WHAT IS BEING ASKED:
Give the number of lines in the data below where the string "Speed" occurs, and nothing else.

[Collection entries]
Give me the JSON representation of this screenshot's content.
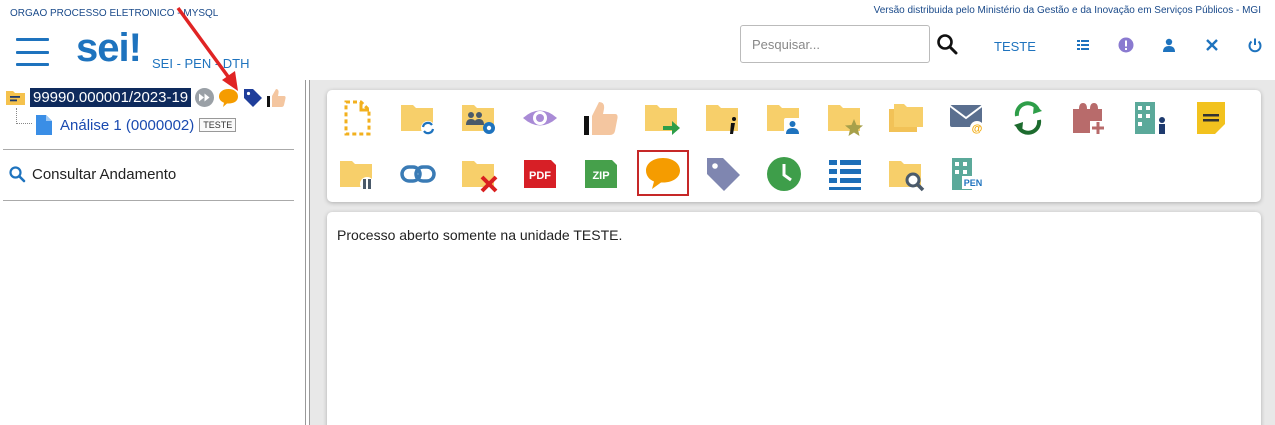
{
  "header": {
    "org_name": "ORGAO PROCESSO ELETRONICO - MYSQL",
    "gov_notice": "Versão distribuida pelo Ministério da Gestão e da Inovação em Serviços Públicos - MGI",
    "logo_text": "sei!",
    "system_label": "SEI - PEN - DTH",
    "search": {
      "placeholder": "Pesquisar..."
    },
    "unit": "TESTE",
    "icons": [
      "menu-icon",
      "search-icon",
      "grid-icon",
      "info-icon",
      "user-icon",
      "tools-icon",
      "power-icon"
    ],
    "accent_color": "#1e73be"
  },
  "tree": {
    "process_number": "99990.000001/2023-19",
    "process_icons": [
      "fast-forward-icon",
      "comment-icon",
      "tag-icon",
      "thumbs-up-icon"
    ],
    "document": {
      "label": "Análise 1 (0000002)",
      "unit_tag": "TESTE"
    },
    "consultar_andamento": "Consultar Andamento"
  },
  "toolbar": {
    "row1": [
      "new-document-icon",
      "folder-sync-icon",
      "folder-users-settings-icon",
      "eye-icon",
      "thumbs-up-icon",
      "folder-forward-icon",
      "folder-info-icon",
      "folder-user-icon",
      "folder-star-icon",
      "folders-icon",
      "email-icon",
      "refresh-icon",
      "relate-add-icon",
      "building-user-icon",
      "note-icon"
    ],
    "row2": [
      "folder-pause-icon",
      "link-icon",
      "folder-remove-icon",
      "pdf-icon",
      "zip-icon",
      "comment-icon",
      "tag-icon",
      "clock-icon",
      "list-icon",
      "folder-search-icon",
      "building-pen-icon"
    ],
    "pdf_text": "PDF",
    "zip_text": "ZIP",
    "pen_text": "PEN",
    "selected": "comment-icon",
    "highlight_color": "#c62828"
  },
  "content": {
    "message": "Processo aberto somente na unidade TESTE."
  }
}
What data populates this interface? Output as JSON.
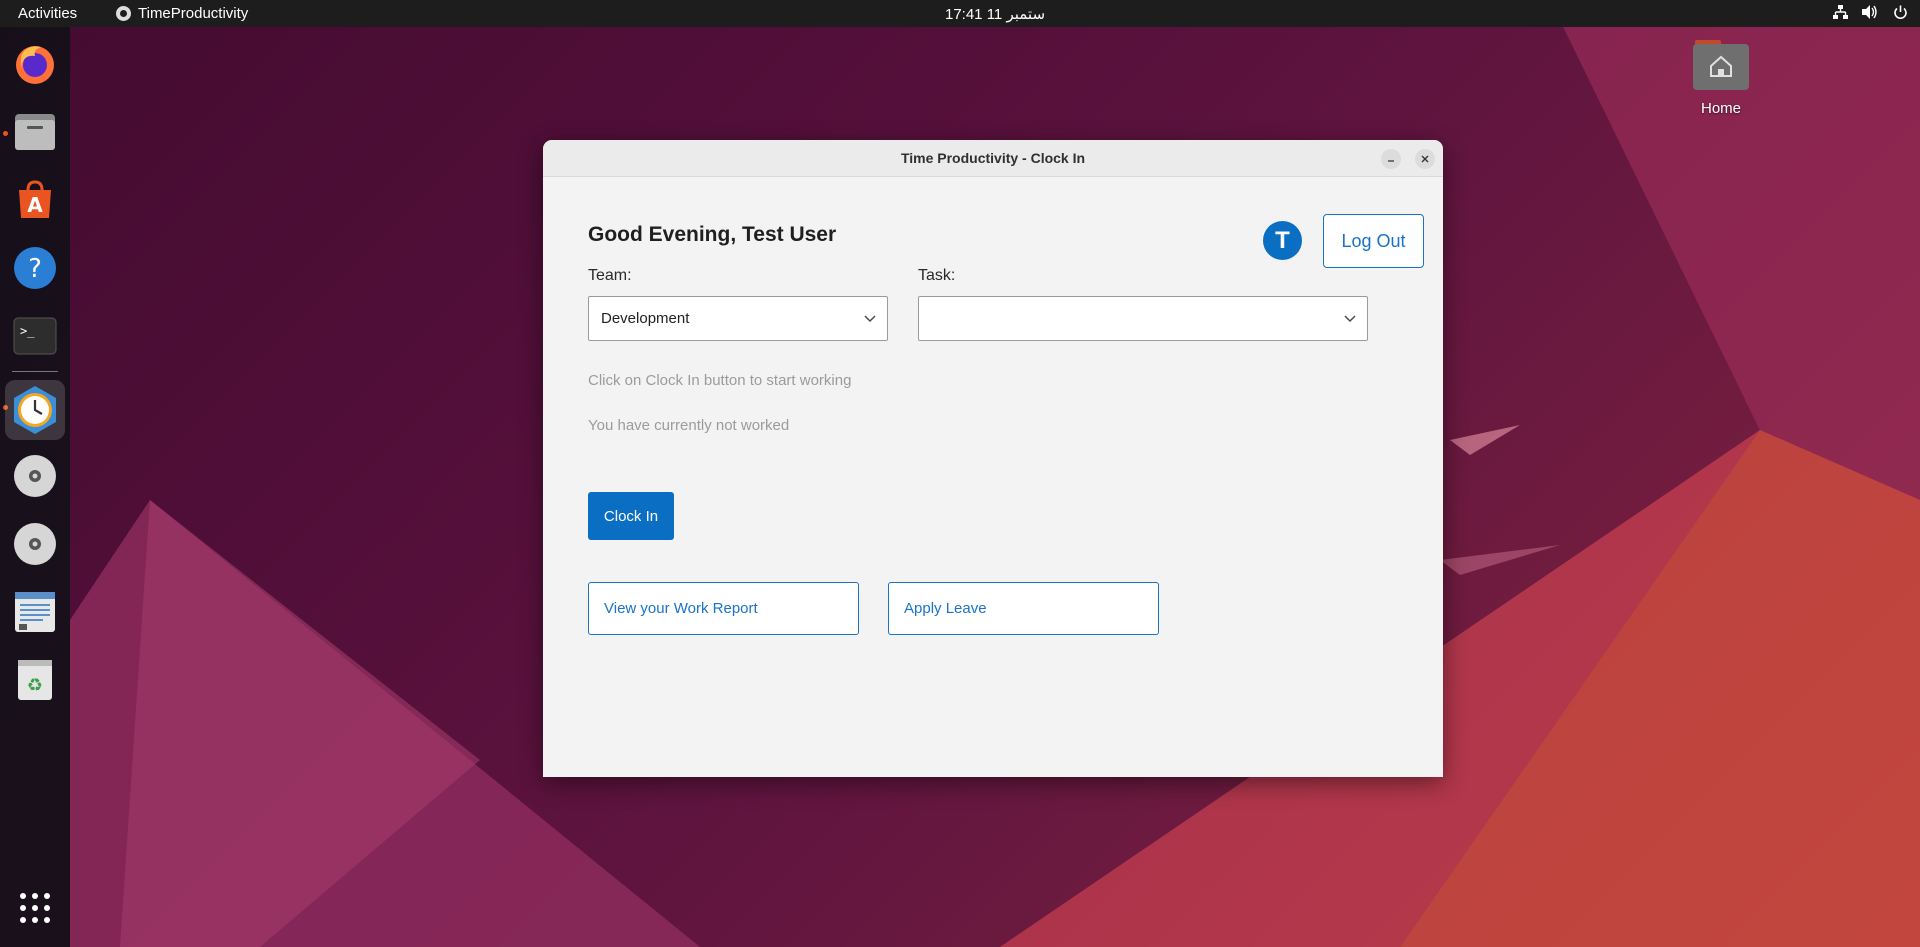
{
  "topbar": {
    "activities": "Activities",
    "app_name": "TimeProductivity",
    "clock": "17:41  11 ستمبر"
  },
  "dock": {
    "items": [
      {
        "name": "firefox-icon"
      },
      {
        "name": "files-icon"
      },
      {
        "name": "app-center-icon"
      },
      {
        "name": "help-icon"
      },
      {
        "name": "terminal-icon"
      },
      {
        "name": "time-productivity-icon"
      },
      {
        "name": "disc-icon"
      },
      {
        "name": "disc-icon"
      },
      {
        "name": "text-editor-icon"
      },
      {
        "name": "trash-icon"
      }
    ],
    "apps_grid": "show-apps-icon"
  },
  "desktop": {
    "home_label": "Home"
  },
  "window": {
    "title": "Time Productivity - Clock In",
    "greeting": "Good Evening, Test User",
    "avatar_letter": "T",
    "logout_label": "Log Out",
    "team_label": "Team:",
    "team_value": "Development",
    "task_label": "Task:",
    "task_value": "",
    "hint_clock_in": "Click on Clock In button to start working",
    "hint_worked": "You have currently not worked",
    "clock_in_label": "Clock In",
    "work_report_label": "View your Work Report",
    "apply_leave_label": "Apply Leave"
  },
  "colors": {
    "accent": "#0a6fc2",
    "topbar": "#1d1d1d",
    "window_bg": "#f3f3f3"
  }
}
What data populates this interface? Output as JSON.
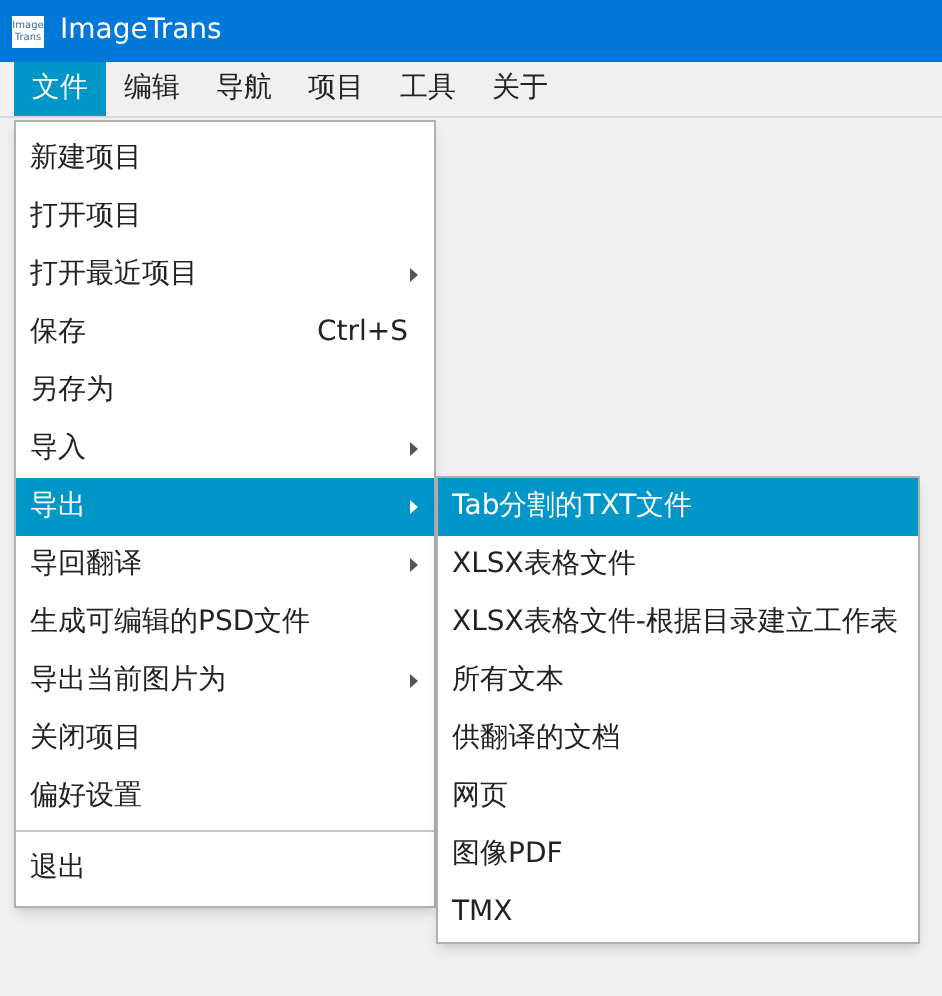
{
  "window": {
    "title": "ImageTrans",
    "logo_lines": [
      "Image",
      "Trans"
    ]
  },
  "menu_bar": [
    {
      "label": "文件",
      "selected": true
    },
    {
      "label": "编辑",
      "selected": false
    },
    {
      "label": "导航",
      "selected": false
    },
    {
      "label": "项目",
      "selected": false
    },
    {
      "label": "工具",
      "selected": false
    },
    {
      "label": "关于",
      "selected": false
    }
  ],
  "file_menu": [
    {
      "label": "新建项目",
      "submenu": false,
      "selected": false,
      "separator_before": false
    },
    {
      "label": "打开项目",
      "submenu": false,
      "selected": false,
      "separator_before": false
    },
    {
      "label": "打开最近项目",
      "submenu": true,
      "selected": false,
      "separator_before": false
    },
    {
      "label": "保存",
      "shortcut": "Ctrl+S",
      "submenu": false,
      "selected": false,
      "separator_before": false
    },
    {
      "label": "另存为",
      "submenu": false,
      "selected": false,
      "separator_before": false
    },
    {
      "label": "导入",
      "submenu": true,
      "selected": false,
      "separator_before": false
    },
    {
      "label": "导出",
      "submenu": true,
      "selected": true,
      "separator_before": false
    },
    {
      "label": "导回翻译",
      "submenu": true,
      "selected": false,
      "separator_before": false
    },
    {
      "label": "生成可编辑的PSD文件",
      "submenu": false,
      "selected": false,
      "separator_before": false
    },
    {
      "label": "导出当前图片为",
      "submenu": true,
      "selected": false,
      "separator_before": false
    },
    {
      "label": "关闭项目",
      "submenu": false,
      "selected": false,
      "separator_before": false
    },
    {
      "label": "偏好设置",
      "submenu": false,
      "selected": false,
      "separator_before": false
    },
    {
      "label": "退出",
      "submenu": false,
      "selected": false,
      "separator_before": true
    }
  ],
  "export_submenu": [
    {
      "label": "Tab分割的TXT文件",
      "selected": true
    },
    {
      "label": "XLSX表格文件",
      "selected": false
    },
    {
      "label": "XLSX表格文件-根据目录建立工作表",
      "selected": false
    },
    {
      "label": "所有文本",
      "selected": false
    },
    {
      "label": "供翻译的文档",
      "selected": false
    },
    {
      "label": "网页",
      "selected": false
    },
    {
      "label": "图像PDF",
      "selected": false
    },
    {
      "label": "TMX",
      "selected": false
    }
  ]
}
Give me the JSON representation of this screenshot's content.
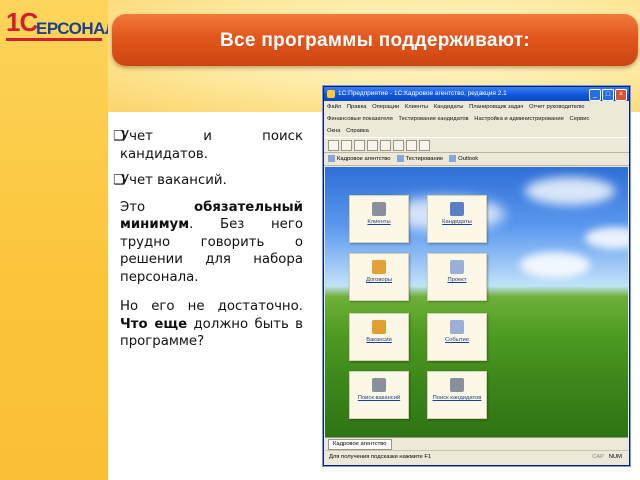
{
  "logo": {
    "prefix": "1С",
    "text": "ЕРСОНАЛ",
    "full": "1С ПЕРСОНАЛ"
  },
  "header": {
    "title": "Все программы поддерживают:"
  },
  "content": {
    "bullets": [
      "Учет и поиск кандидатов.",
      "Учет вакансий."
    ],
    "bullet_1_line1_words": [
      "Учет",
      "и",
      "поиск"
    ],
    "bullet_1_line2": "кандидатов.",
    "para1": {
      "pre": "Это ",
      "bold": "обязательный минимум",
      "post": ". Без него трудно говорить о решении для набора персонала."
    },
    "para2": {
      "pre": "Но его не достаточно. ",
      "bold": "Что еще",
      "post": " должно быть в программе?"
    }
  },
  "app": {
    "window_title": "1С:Предприятие - 1С:Кадровое агентство, редакция 2.1",
    "menu_row1": [
      "Файл",
      "Правка",
      "Операции",
      "Клиенты",
      "Кандидаты",
      "Планировщик задач",
      "Отчет руководителю"
    ],
    "menu_row2": [
      "Финансовые показатели",
      "Тестирование кандидатов",
      "Настройка и администрирование",
      "Сервис"
    ],
    "menu_row3": [
      "Окна",
      "Справка"
    ],
    "toolbar2": [
      "Кадровое агентство",
      "Тестирование",
      "Outlook"
    ],
    "tiles": [
      {
        "label": "Клиенты",
        "color": "#8a8f9e"
      },
      {
        "label": "Кандидаты",
        "color": "#5b7fc4"
      },
      {
        "label": "Договоры",
        "color": "#e2a23a"
      },
      {
        "label": "Проект",
        "color": "#9ab0d6"
      },
      {
        "label": "Вакансии",
        "color": "#e0a030"
      },
      {
        "label": "Событие",
        "color": "#9ab0d6"
      },
      {
        "label": "Поиск вакансий",
        "color": "#8a8f9e"
      },
      {
        "label": "Поиск кандидатов",
        "color": "#8a8f9e"
      }
    ],
    "tab": "Кадровое агентство",
    "status": "Для получения подсказки нажмите F1",
    "cap": "CAP",
    "num": "NUM"
  },
  "colors": {
    "accent": "#e2571d",
    "sidebar": "#fbc43a",
    "brand_blue": "#1d3f8f",
    "brand_red": "#d21f2d"
  }
}
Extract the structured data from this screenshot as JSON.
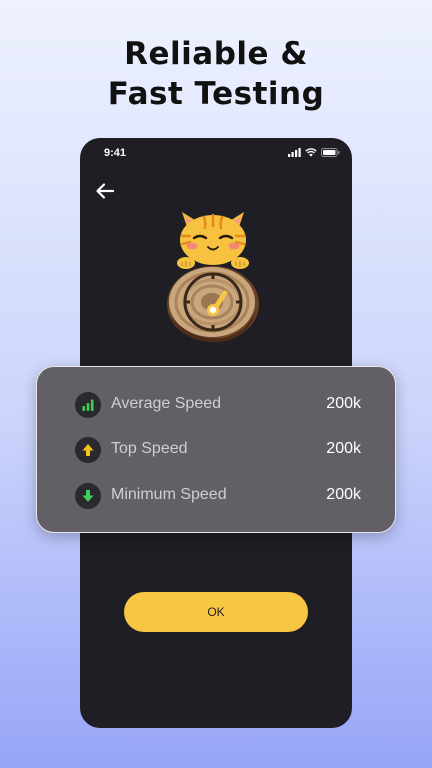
{
  "headline": {
    "line1": "Reliable &",
    "line2": "Fast Testing"
  },
  "phone": {
    "status_bar": {
      "time": "9:41"
    },
    "ok_button": {
      "label": "OK"
    }
  },
  "stats": {
    "items": [
      {
        "icon": "bar-chart-icon",
        "label": "Average Speed",
        "value": "200k"
      },
      {
        "icon": "arrow-up-icon",
        "label": "Top Speed",
        "value": "200k"
      },
      {
        "icon": "arrow-down-icon",
        "label": "Minimum Speed",
        "value": "200k"
      }
    ]
  },
  "colors": {
    "accent": "#f7c744",
    "phone_bg": "#1e1e24",
    "card_bg": "#626066",
    "icon_green": "#3fcf5a",
    "icon_yellow": "#f5c518"
  }
}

OUTPUT OF THE EXERCISE:
3